“Born to Be Wired,” an advertiser conference and research initiative exploring the relationship that today’s teens and young adults have with digital media and technology. To help understand this generation, we brought in Neil Howe, who – along with co-author William Strauss – virtually coined the term “Millennials” (the generation born between 1982 and 2002.) In listening to Neil and in reading this fascinating book, I began to finally understand who the “digital vanguard” would really be – and why those Baby Boomers and Generation Xers who gave life to Wired and voice to the big ideas couldn’t take them further than we did.

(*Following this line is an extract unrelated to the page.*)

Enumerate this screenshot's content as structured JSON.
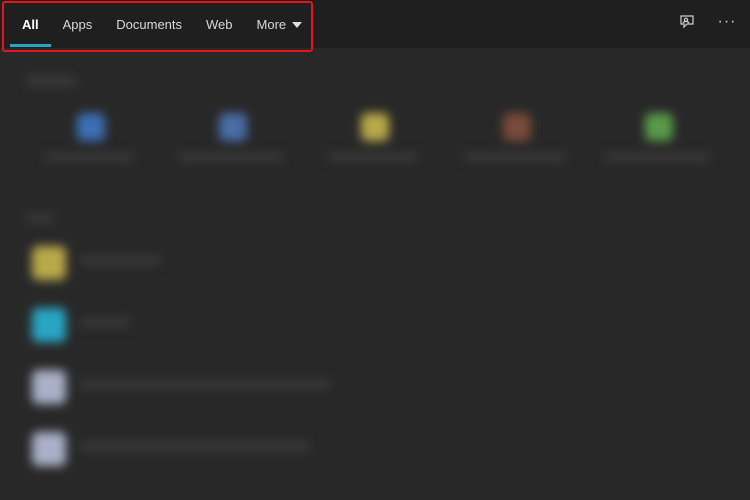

Howe and Strauss are historians and economists, so in exploring the nature and interplay of these generations they take a long view…and they back up their case with numbers. The first thing they tell you about the Millennial generation is that the mainstream media have it all wrong. While the media obsesses about Columbine, Ecstasy and Marilyn Manson, youth violence, teen pregnancy and high-risk behaviors are all on the decline.

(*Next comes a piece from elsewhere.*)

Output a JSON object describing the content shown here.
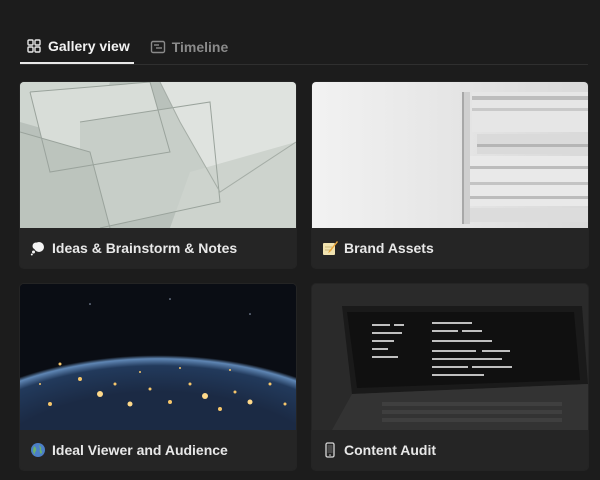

Statistically, this is a generation that’s well grounded, focused and optimistic about the future. And why shouldn’t they be? Starting in the early 1980s – the age of the mini-van with the Baby-on-Board sticker – we started nurturing and doting on this generation in a manner that hadn’t been seen in nearly 100 years. And we haven’t stopped yet. But please don’t call them “Generation Y.” Millennials are radically different from Generation X, a group characterized by relative isolation and disillusionment. (As we get worked up about the music, movies and TV that Millennials consume, it’s important to remember that it’s all being financed, produced and written by Baby Boomers and Generation Xers.)

Millennials are also the first generation to grow up surrounded by the web and all forms of digital media and appliances. The “Born to Be Wired” research study, commissioned by Yahoo! and Carat Interactive, found that Millennials see the web as the center of their media universe…the starting point and connective tissue for a radically different pattern of information and entertainment.


The creation of Wired and HotWired ten years ago is an interesting narrative. But it’s even more fascinating as an allegorical tale of generations. Louis Rossetto – a Baby Boomer – saw the media experience as something to be controlled. “What people want from HotWired is our point of view, our mix, our insight, our personality.” To Louis, the web was the new Guttenberg press and he was in the business of hammering out a new kind of broadsheet.

Much of the tension in “Wired: A Romance” stems from the generational battle between Boomer Louis and the wry Gen Xers of “the Grotto,” where HotWired was conceived and created. (Many of the bright lights of HotWired were, in fact, creating their own sites on the side, stealing not only Louis’s time, but also a fair amount of his bandwidth.) But in my opinion, they didn’t get it right either. To the Xers, the web was a megaphone for pure self-expression, self-satisfaction and irony. “Look at me! Look at how clever I am!”

Little did we know in 1994 that the first members of the real “digital vanguard” – those who would realize Wired’s vision of the world – were only in middle school at the time. The first Millennials are graduating from college this year and to them the web isn’t about publishing or protest; it’s just the center of the universe, the foundation for all they do, learn and say. Millennials also tend toward a higher level of cooperation, collaboration and teamwork than those in Gen X, which is borne out in their use of cell phones, IM, blogs and more.

Marketers and media purveyors who appeal to teenagers, tweens and younger kids have already experienced the tectonic shift in media usage and media attitudes among their customers. As the Millennial generation slides into young adulthood, its true social, financial and cultural impact is just beginning to be felt.

Louis Rossetto and Jane Metcalfe, wherever you are and whatever you’re doing today, please know that you were right about all the big ideas. And know that your kids are the ones who will make it all happen.

Send your comments and questions directly to Doug Weaver